→ **DIRECTIONS**
Every line containing the word "antal" must be pulled from the records.

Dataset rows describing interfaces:
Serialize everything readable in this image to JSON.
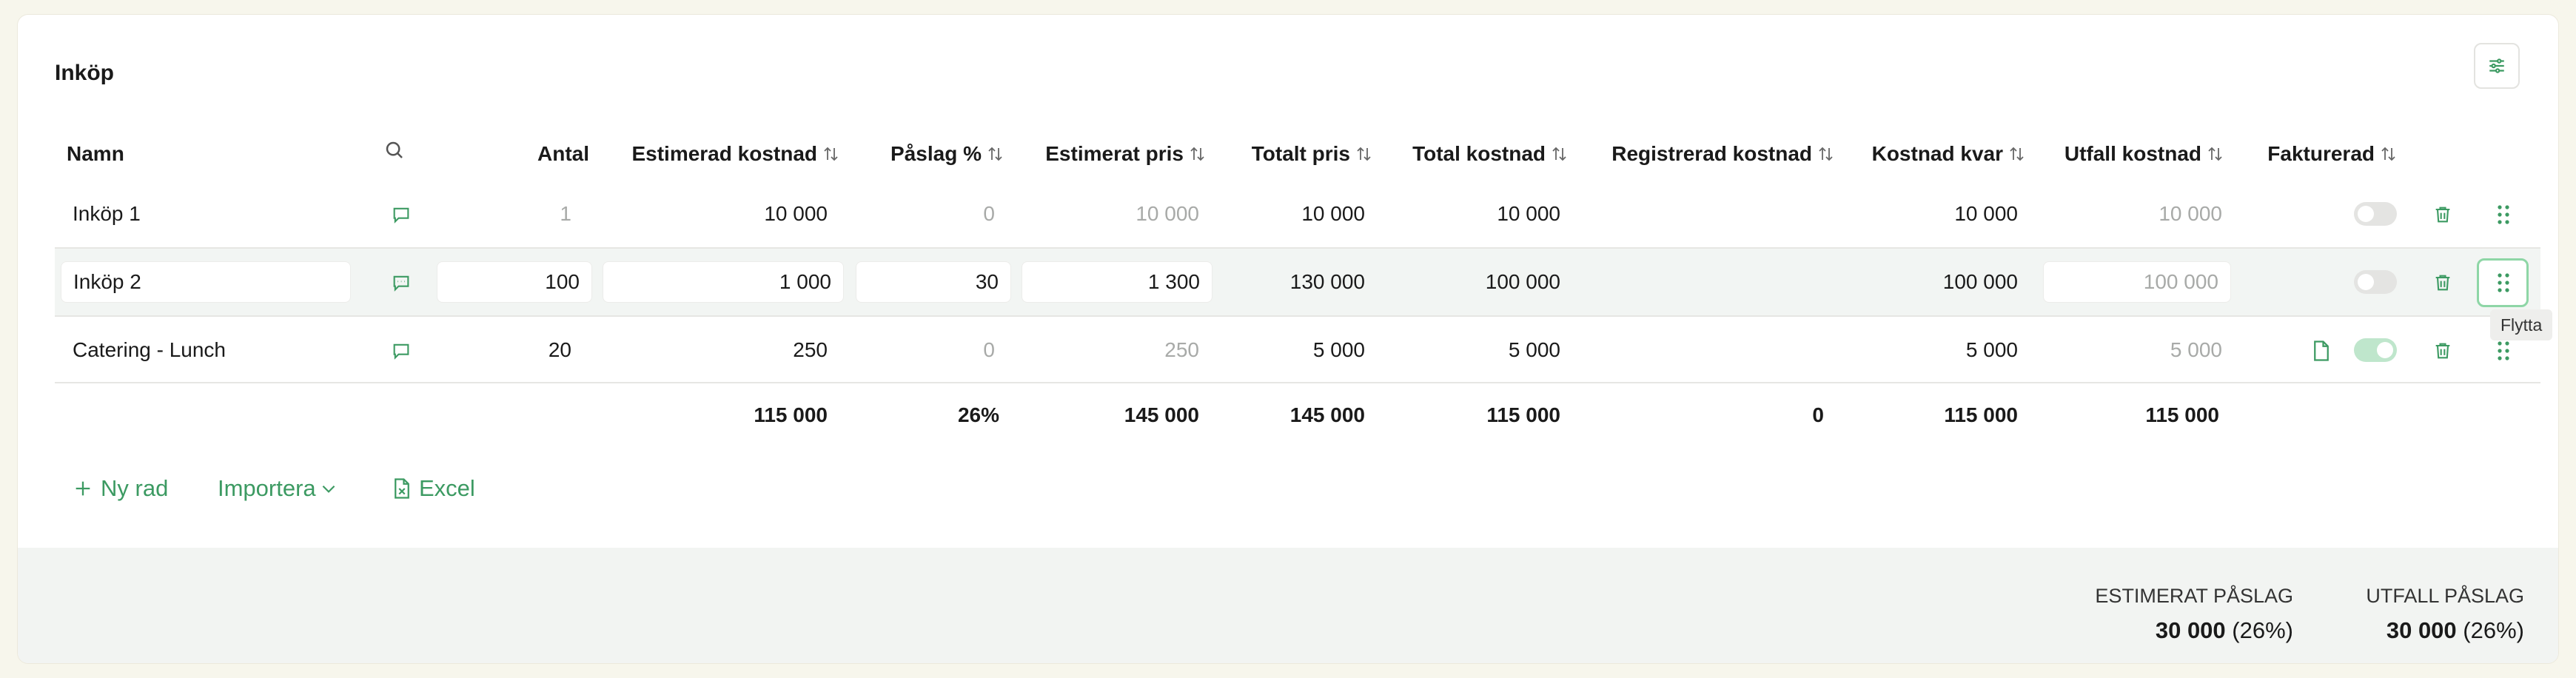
{
  "title": "Inköp",
  "columns": {
    "namn": "Namn",
    "antal": "Antal",
    "est_kostnad": "Estimerad kostnad",
    "paslag": "Påslag %",
    "est_pris": "Estimerat pris",
    "totalt_pris": "Totalt pris",
    "total_kostnad": "Total kostnad",
    "reg_kostnad": "Registrerad kostnad",
    "kostnad_kvar": "Kostnad kvar",
    "utfall_kostnad": "Utfall kostnad",
    "fakturerad": "Fakturerad"
  },
  "rows": [
    {
      "name": "Inköp 1",
      "antal": "1",
      "est_kostnad": "10 000",
      "paslag": "0",
      "est_pris": "10 000",
      "totalt_pris": "10 000",
      "total_kostnad": "10 000",
      "kostnad_kvar": "10 000",
      "utfall_kostnad": "10 000",
      "fakturerad": false
    },
    {
      "name": "Inköp 2",
      "antal": "100",
      "est_kostnad": "1 000",
      "paslag": "30",
      "est_pris": "1 300",
      "totalt_pris": "130 000",
      "total_kostnad": "100 000",
      "kostnad_kvar": "100 000",
      "utfall_kostnad": "100 000",
      "fakturerad": false
    },
    {
      "name": "Catering - Lunch",
      "antal": "20",
      "est_kostnad": "250",
      "paslag": "0",
      "est_pris": "250",
      "totalt_pris": "5 000",
      "total_kostnad": "5 000",
      "kostnad_kvar": "5 000",
      "utfall_kostnad": "5 000",
      "fakturerad": true
    }
  ],
  "totals": {
    "est_kostnad": "115 000",
    "paslag": "26%",
    "est_pris": "145 000",
    "totalt_pris": "145 000",
    "total_kostnad": "115 000",
    "reg_kostnad": "0",
    "kostnad_kvar": "115 000",
    "utfall_kostnad": "115 000"
  },
  "tooltip": "Flytta",
  "actions": {
    "new_row": "Ny rad",
    "import": "Importera",
    "excel": "Excel"
  },
  "footer": {
    "est_label": "ESTIMERAT PÅSLAG",
    "est_value": "30 000",
    "est_pct": "(26%)",
    "utfall_label": "UTFALL PÅSLAG",
    "utfall_value": "30 000",
    "utfall_pct": "(26%)"
  },
  "icons": {
    "settings": "sliders-icon",
    "search": "search-icon",
    "sort": "sort-arrows-icon",
    "comment": "comment-icon",
    "trash": "trash-icon",
    "drag": "drag-handle-icon",
    "document": "document-icon",
    "plus": "plus-icon",
    "chevron": "chevron-down-icon",
    "excel": "excel-file-icon"
  },
  "colors": {
    "accent": "#3c9a62",
    "muted": "#a8aaa8",
    "highlight_row": "#f2f5f3",
    "footer_bg": "#f2f4f2"
  }
}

→ **EXERCISE RESULT**
    "antal": "Antal",
      "antal": "1",
      "antal": "100",
      "antal": "20",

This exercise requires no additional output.